US7937131 *Dec 28, 2004May 3, 2011Gachon University Of Medicine & Science Industry-Academic Cooperation FoundationPET—MRI hybrid apparatus and method of implementing the same
US8061678Jul 1, 2009Nov 22, 2011Koninklijke Philips Electronics N.V.Positive spring force actuator
US8462911Oct 29, 2008Jun 11, 2013Koninklijke Philips Electronics N.V.Nuclear medicine SPECT-CT machine with integrated asymmetric flat panel cone-beam CT and SPECT system
DE102008052871A1Oct 23, 2008Apr 29, 2010Siemens AktiengesellschaftMedical imaging system for scanning heart of patient, has cardiac pacemaker for generating electrical stimulation signals, and control unit and/or image reconstruction unit controlling scanning of heart depending on stimulation signals
Classifications
U.S. Classification250/363.04
International ClassificationG01T1/164, G01T1/166

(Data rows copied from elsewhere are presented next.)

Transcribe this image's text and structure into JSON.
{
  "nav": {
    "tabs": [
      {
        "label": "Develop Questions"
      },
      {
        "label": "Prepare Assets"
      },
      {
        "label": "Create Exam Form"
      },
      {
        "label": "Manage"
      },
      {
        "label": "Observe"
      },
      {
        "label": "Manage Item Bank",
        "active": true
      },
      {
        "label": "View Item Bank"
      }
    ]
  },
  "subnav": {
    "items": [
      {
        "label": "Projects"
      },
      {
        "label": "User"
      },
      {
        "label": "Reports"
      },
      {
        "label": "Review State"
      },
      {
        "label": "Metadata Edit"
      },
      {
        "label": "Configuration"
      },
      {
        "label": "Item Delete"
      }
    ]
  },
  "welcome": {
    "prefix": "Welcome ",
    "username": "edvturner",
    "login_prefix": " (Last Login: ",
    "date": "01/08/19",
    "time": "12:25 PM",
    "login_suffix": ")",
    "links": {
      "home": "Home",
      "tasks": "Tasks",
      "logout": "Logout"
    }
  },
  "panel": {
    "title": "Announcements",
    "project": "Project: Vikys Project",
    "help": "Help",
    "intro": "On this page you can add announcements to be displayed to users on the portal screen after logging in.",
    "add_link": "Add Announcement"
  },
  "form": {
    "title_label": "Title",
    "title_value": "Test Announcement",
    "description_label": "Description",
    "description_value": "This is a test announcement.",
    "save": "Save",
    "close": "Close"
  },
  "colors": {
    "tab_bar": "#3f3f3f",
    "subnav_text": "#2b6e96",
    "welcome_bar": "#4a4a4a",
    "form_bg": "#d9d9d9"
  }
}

Cooperative ClassificationG01T1/1611, A61B6/032, A61B6/5235, A61B6/037, A61B6/541, G01T1/1648
European ClassificationA61B6/03D, G01T1/161B, G01T1/164B9, A61B6/03B
Legal Events
DateCodeEventDescription
Dec 12, 2013FPAYFee payment
Year of fee payment: 8
Dec 17, 2009FPAYFee payment
Year of fee payment: 4
Oct 6, 2004ASAssignment
Owner name: SIEMENS MEDICAL SOLUTIONS USA, INC., PENNSYLVANIA
Free format text: ASSIGNMENT OF ASSIGNORS INTEREST;ASSIGNORS:WANG, SHARON XIAORONG;CARUBA, JAMES FRANK;REEL/FRAME:015221/0936
Effective date: 20040923